babyarms
oceanplastic
barkshingles1
shelterrificjam
Eco-Bin-Composter
fabricsoftener
wsbeekeeping2
fruitflysolution2
barnscreen
burntsiding

30 days of halloween: creepy baby arm soap

Is there anything more creepy than a box of old, beaten up, forgotten dolls you discover at a yard sale? Only perhaps, dismembered dolls, whose heads and limbs have gone astray. Perhaps they have wondered over to your house and ended up in your soap dish? That’s what’s your guests might think when they spot these chubby nubs in your bathroom. Real soap made from vegan glycerin, these baby doll arms will sud up your hands and send a chill down your spine. Baby powder scented, of course. Set of two is $6 at perpetualkid.com.

From our partners

method’s new ocean plastic bottle takes recycling to a whole new level

Lets face we it: We don’t think about where our plastic comes from — or where it goes when we’re done with it — nearly enough. Sure we clean things out and toss it in the appropriate bin, but then what? Even the best intentions can end up in a landfill — or worse, washed up on a distant shore of a far away beach. No one knows this better than employees of Method, like creative director Sally Clark, who spent time over the past year and half literally picking up bits of plastic waste from the beaches of Hawaii.

Method partnered with Envision Plastics, an innovative recycling company, to develop a way to turn rigid, opaque plastics recovered from the ocean into high quality recycled plastic. The slate gray color is the material’s natural state, and is the result of the chopping, washing and blending undergoes during recycling. Slightly resembling a sea urchin with small ridges running its length, the bottle contains a super clean smelling 2-and-1 hand and dish soap, that will freshen up even the worst-onion-chopping hands. The limited-edition product is available at Whole Foods and at methodhome.com for $5. A portion of the proceeds will go to Sustainable Coastlines Hawai’i and the Kōkua Hawai’i Foundation so more beaches can become plastic-free.

From our partners

worth considering: bark shingles for the exterior?


A while we posted about an unusual siding option from Japan: Burnt wood. Now we’ve stumbled upon another gorgeous idea, and this one has its roots in North Carolina.

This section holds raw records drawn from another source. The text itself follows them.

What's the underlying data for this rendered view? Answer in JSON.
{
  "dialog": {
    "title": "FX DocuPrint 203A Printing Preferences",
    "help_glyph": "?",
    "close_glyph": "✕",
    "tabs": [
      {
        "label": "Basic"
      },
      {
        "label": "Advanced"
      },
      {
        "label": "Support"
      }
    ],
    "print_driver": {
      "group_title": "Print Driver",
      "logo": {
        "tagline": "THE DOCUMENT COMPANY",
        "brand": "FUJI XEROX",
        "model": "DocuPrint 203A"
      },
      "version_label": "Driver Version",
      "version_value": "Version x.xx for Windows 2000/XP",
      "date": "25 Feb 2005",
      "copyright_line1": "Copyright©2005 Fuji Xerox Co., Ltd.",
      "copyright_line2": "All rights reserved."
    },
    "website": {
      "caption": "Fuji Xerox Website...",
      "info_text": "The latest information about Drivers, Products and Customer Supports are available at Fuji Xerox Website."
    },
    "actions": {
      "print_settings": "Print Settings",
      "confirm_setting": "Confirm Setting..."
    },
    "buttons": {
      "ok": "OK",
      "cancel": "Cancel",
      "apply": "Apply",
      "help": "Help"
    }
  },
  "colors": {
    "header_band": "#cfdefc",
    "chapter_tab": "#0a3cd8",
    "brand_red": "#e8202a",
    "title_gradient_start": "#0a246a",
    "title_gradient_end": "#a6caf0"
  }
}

This gorgeous place is home to Brent and Autumn Simmons in the Blue Ridge Mountains. It has a wonderful style that blends rustic mountain good looks with a modern, calm sensibility. Its amazing exterior is made up of bark shingles, which originated in the region in the early 1900s. Beautiful and sturdy, they’re supposed to last up to 75 years. They need no sealers or preservatives and have a natural durability. And best of all, they’re made with a part of the tree that is often discarded. You can visit barkhouse.com for more info on the materials. To see more of the Simmons’ home, visit this Houzz gallery.

We think they’re pretty gorgeous, and love the way they look on a modern home. Would you give them a try?

Photos by Christopher Kellie Design.

From our partners

bookmark-worthy: the jam labelizer

The Jam Labelizeris a type A personality’s dream. It’s a free website that creates professional-looking packaging for your personal Martha-Stewart-caliber kitchen output. Enter in your jam name, type, bath date, and two taglines. Choose a label style and color and you’ll be able to print your design, save as a .jpeg, or share it on Facebook (go ahead, brag about that raspberry chutney).

From our partners

do you compost? novice needs advice

When it comes to being green, I try my darnest to be smart about not wasting things: LED lightbulbs? Check. Reusable grocery bags? Check. Eco-friendly cleaners? Check… Compost bin? … Um, compost bin? Okay, I confess. This is one green thing that I know we should be doing but I just haven’t yet made plunge to saving our organic scraps and making better soil for our garden. I know it’s easy and makes sense, but somehow changing our “everything goes in the garbage” habit has been a tough one.

This new Eco-Bin Composter might be the thing to push me towards productivity. It seems insanely easy. Its collapsible, spring-loaded design means that when it’s not use it won’t take up a ton of space in our garage or basement. It has an open bottom so worms can get up in there and do their thing. The sturdy mesh allows air in for faster decomposition, but it’s puncture proof. It comes with a lid and you can tie it down to an anchoring stake so it won’t blow away. Best of all, it’s only $40.

But here are some of my concerns; maybe some of you compost aficionados can alleviate them for me?
1. Won’t it smell? Our back yard is small and I’m worried about stinking up a corner.
2. Won’t it attract critters? We have raccoons, groundhogs, possum.. not to mention our dog!
3. It is only accessible from the top, how do you get to the good stuff down at the bottom, without making a mess?
4. Do I need counter-top container for gathering kitchen scraps?

Are you a backyard composter? Please let me know what lessons you’ve learned and what products you recommend for getting started. Soon we’ll be gathering piles of fallen leaves in our yard, so I figure it’s a good time to get started. Thanks!

Related:
Zero-Waste Kitchen: Could You Live Like This?

From our partners